= Beginning of Section =
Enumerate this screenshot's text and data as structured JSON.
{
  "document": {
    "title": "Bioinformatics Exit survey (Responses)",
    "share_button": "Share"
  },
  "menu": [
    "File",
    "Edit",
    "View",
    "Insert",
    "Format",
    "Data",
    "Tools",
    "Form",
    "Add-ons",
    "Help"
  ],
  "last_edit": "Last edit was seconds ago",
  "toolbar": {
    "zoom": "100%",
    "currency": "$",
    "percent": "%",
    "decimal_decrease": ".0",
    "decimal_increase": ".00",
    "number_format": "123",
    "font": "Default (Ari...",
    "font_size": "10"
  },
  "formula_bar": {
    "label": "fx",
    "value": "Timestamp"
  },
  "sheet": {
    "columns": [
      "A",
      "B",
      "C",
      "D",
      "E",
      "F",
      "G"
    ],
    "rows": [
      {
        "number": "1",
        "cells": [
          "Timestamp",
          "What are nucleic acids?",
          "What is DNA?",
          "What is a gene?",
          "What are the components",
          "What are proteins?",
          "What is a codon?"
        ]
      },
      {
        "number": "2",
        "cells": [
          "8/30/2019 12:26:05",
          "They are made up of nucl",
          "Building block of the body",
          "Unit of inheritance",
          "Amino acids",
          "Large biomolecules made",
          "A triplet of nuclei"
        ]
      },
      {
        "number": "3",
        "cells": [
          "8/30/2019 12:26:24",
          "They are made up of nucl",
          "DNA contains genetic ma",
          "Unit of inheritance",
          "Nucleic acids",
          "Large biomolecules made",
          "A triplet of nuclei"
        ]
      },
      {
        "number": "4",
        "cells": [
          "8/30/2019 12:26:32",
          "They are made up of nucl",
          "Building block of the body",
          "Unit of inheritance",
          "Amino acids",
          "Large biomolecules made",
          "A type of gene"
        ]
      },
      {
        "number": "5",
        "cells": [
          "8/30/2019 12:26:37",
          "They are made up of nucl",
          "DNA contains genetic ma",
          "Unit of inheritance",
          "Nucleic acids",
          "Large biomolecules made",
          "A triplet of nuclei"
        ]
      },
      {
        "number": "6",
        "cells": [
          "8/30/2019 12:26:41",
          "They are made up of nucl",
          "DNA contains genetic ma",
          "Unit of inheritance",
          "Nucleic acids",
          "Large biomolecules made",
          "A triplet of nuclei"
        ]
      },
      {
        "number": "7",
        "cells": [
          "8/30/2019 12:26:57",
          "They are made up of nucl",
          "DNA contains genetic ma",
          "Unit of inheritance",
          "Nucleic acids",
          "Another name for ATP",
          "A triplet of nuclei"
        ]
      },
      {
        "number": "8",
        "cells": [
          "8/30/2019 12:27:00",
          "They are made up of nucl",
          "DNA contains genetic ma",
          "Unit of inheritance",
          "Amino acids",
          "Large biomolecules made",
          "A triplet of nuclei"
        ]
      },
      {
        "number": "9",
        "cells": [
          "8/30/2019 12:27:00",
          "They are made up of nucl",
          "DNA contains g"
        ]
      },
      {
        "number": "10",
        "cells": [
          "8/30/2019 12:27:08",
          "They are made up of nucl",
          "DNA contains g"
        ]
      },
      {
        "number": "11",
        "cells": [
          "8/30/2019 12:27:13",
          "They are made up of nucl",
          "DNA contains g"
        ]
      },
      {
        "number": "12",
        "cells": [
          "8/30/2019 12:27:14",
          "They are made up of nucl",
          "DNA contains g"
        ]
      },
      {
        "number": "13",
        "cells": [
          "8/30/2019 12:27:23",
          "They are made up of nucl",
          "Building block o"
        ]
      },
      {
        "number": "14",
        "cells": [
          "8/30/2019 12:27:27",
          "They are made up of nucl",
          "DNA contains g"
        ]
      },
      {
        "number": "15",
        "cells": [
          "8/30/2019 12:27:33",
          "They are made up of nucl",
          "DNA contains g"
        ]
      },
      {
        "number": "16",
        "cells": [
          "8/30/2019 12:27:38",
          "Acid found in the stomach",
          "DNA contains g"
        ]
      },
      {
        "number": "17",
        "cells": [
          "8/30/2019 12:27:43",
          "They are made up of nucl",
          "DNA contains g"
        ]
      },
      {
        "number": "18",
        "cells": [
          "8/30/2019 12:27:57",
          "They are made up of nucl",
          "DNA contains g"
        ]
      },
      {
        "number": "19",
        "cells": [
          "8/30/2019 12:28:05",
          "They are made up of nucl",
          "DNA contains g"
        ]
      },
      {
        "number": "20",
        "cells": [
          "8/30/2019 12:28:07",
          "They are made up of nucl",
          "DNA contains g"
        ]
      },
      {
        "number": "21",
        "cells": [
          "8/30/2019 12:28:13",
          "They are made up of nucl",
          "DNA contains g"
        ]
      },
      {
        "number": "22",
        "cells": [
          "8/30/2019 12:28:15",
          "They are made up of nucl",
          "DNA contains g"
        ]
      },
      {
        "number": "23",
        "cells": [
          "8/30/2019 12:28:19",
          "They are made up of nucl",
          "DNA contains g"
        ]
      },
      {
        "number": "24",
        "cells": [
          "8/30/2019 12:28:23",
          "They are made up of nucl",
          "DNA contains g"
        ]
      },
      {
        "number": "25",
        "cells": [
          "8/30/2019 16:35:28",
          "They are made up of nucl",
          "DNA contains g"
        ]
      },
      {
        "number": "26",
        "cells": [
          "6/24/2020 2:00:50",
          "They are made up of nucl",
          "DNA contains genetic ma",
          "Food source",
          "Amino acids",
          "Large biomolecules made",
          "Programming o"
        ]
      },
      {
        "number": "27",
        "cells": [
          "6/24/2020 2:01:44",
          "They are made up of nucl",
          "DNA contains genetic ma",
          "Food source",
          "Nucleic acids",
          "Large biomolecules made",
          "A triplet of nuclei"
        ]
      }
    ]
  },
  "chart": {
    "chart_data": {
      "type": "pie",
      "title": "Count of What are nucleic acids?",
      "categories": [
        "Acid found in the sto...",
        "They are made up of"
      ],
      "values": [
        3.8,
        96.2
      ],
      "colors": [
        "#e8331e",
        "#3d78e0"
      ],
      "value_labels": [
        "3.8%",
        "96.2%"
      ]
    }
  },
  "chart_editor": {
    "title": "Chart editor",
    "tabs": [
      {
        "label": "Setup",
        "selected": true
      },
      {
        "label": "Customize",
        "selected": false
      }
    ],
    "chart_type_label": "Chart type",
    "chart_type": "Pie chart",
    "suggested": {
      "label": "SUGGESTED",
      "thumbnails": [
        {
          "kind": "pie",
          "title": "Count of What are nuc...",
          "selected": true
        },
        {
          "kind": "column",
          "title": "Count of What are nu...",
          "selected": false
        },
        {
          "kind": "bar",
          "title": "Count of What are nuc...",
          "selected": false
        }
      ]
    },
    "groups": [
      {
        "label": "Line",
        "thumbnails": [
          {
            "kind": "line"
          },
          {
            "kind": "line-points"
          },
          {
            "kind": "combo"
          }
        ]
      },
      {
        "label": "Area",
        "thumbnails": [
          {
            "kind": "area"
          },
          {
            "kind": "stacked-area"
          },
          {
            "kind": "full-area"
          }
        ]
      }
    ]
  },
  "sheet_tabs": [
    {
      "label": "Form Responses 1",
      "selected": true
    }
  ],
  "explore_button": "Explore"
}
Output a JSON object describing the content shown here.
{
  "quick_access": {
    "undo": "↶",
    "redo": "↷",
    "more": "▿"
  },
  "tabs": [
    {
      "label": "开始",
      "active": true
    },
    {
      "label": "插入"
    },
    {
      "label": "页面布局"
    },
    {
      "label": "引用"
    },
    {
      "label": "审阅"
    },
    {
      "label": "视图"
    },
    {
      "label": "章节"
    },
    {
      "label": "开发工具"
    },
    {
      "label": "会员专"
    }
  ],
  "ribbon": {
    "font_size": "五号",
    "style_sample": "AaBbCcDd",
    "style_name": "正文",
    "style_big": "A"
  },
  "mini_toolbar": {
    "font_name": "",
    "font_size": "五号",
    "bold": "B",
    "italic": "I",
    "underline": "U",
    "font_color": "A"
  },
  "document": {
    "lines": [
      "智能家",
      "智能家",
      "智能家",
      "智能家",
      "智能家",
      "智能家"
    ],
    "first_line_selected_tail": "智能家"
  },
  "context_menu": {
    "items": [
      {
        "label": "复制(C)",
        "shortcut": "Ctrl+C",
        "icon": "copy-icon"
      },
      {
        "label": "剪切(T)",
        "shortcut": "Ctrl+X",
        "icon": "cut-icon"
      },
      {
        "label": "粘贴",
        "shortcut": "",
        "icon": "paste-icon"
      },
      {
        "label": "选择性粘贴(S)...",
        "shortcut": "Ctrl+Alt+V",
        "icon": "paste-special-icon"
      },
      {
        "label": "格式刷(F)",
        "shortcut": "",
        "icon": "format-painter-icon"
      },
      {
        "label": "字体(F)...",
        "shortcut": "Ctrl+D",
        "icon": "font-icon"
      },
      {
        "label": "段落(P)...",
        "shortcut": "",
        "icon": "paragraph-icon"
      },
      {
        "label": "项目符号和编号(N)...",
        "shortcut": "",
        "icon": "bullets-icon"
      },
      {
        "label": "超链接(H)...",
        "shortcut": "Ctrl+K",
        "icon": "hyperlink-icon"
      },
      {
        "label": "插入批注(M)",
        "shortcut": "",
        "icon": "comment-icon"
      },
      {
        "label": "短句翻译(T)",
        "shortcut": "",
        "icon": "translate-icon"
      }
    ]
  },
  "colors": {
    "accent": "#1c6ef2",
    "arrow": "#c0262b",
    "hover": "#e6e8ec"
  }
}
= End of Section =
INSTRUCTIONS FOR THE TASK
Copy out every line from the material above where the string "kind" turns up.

RESPONSE TO THE EXERCISE
          "kind": "pie",
          "kind": "column",
          "kind": "bar",
            "kind": "line"
            "kind": "line-points"
            "kind": "combo"
            "kind": "area"
            "kind": "stacked-area"
            "kind": "full-area"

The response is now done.